YOUR OBJECTIVE
Look below for the line that contains "Enumerate this screenshot's", then quote it and all the lines after it, exactly, with the pictures left out.

=== STORED DATA ===

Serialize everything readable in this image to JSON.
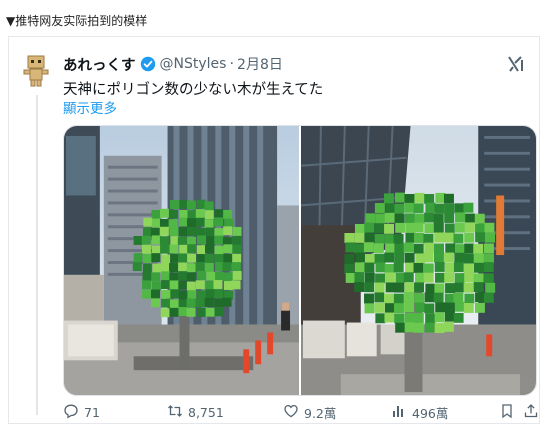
{
  "caption": "▼推特网友实际拍到的模样",
  "tweet": {
    "author_name": "あれっくす",
    "handle": "@NStyles",
    "separator": "·",
    "date": "2月8日",
    "text": "天神にポリゴン数の少ない木が生えてた",
    "show_more": "顯示更多"
  },
  "actions": {
    "replies": "71",
    "reposts": "8,751",
    "likes": "9.2萬",
    "views": "496萬"
  },
  "colors": {
    "accent": "#1d9bf0",
    "muted": "#536471",
    "text": "#0f1419"
  },
  "icons": {
    "verified": "verified-badge-icon",
    "grok": "grok-icon",
    "reply": "reply-icon",
    "repost": "repost-icon",
    "like": "heart-icon",
    "views": "bar-chart-icon",
    "bookmark": "bookmark-icon",
    "share": "share-icon"
  }
}
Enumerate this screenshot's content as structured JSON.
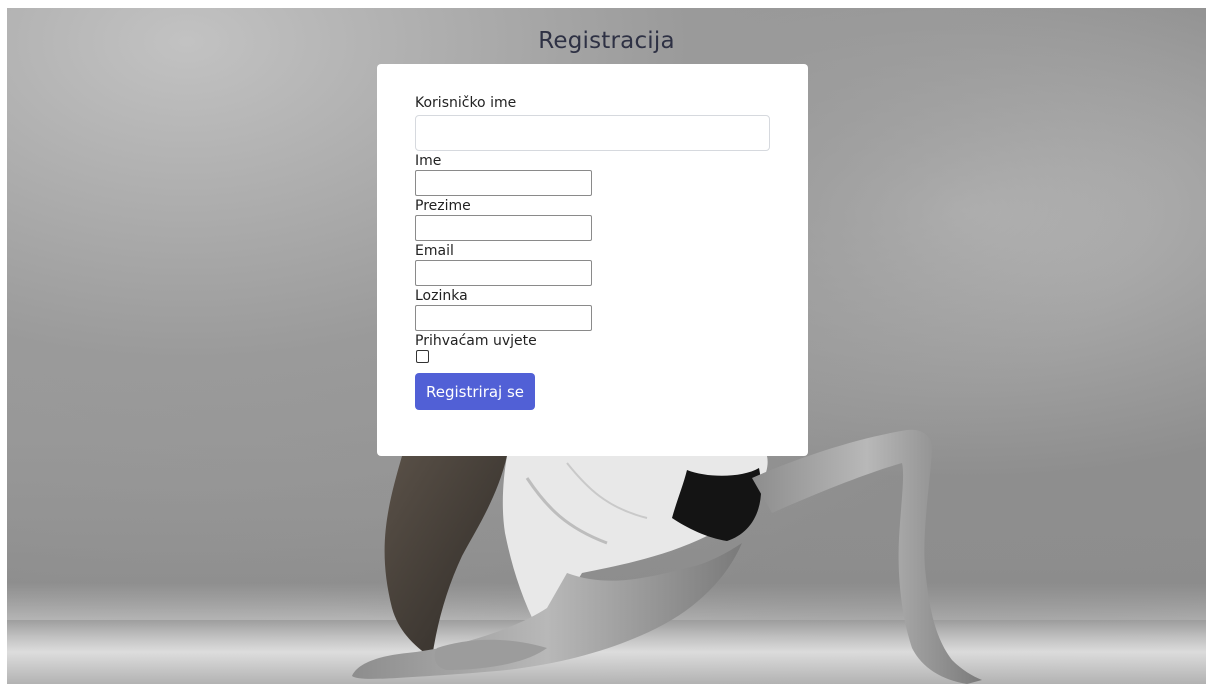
{
  "page": {
    "title": "Registracija"
  },
  "form": {
    "username": {
      "label": "Korisničko ime",
      "value": ""
    },
    "first_name": {
      "label": "Ime",
      "value": ""
    },
    "last_name": {
      "label": "Prezime",
      "value": ""
    },
    "email": {
      "label": "Email",
      "value": ""
    },
    "password": {
      "label": "Lozinka",
      "value": ""
    },
    "terms": {
      "label": "Prihvaćam uvjete",
      "checked": false
    },
    "submit_label": "Registriraj se"
  },
  "colors": {
    "accent": "#5160d6",
    "title_text": "#2e3144",
    "card_background": "#ffffff"
  }
}
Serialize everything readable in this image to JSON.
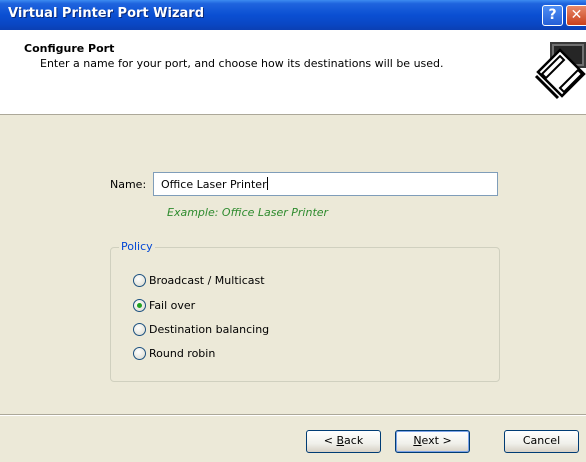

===

PROBLEM SOLUTION
Enumerate this screenshot's content as structured JSON.
{
  "page": {
    "title": "Registracija"
  },
  "form": {
    "username": {
      "label": "Korisničko ime",
      "value": ""
    },
    "first_name": {
      "label": "Ime",
      "value": ""
    },
    "last_name": {
      "label": "Prezime",
      "value": ""
    },
    "email": {
      "label": "Email",
      "value": ""
    },
    "password": {
      "label": "Lozinka",
      "value": ""
    },
    "terms": {
      "label": "Prihvaćam uvjete",
      "checked": false
    },
    "submit_label": "Registriraj se"
  },
  "colors": {
    "accent": "#5160d6",
    "title_text": "#2e3144",
    "card_background": "#ffffff"
  }
}
Serialize everything readable in this image to JSON.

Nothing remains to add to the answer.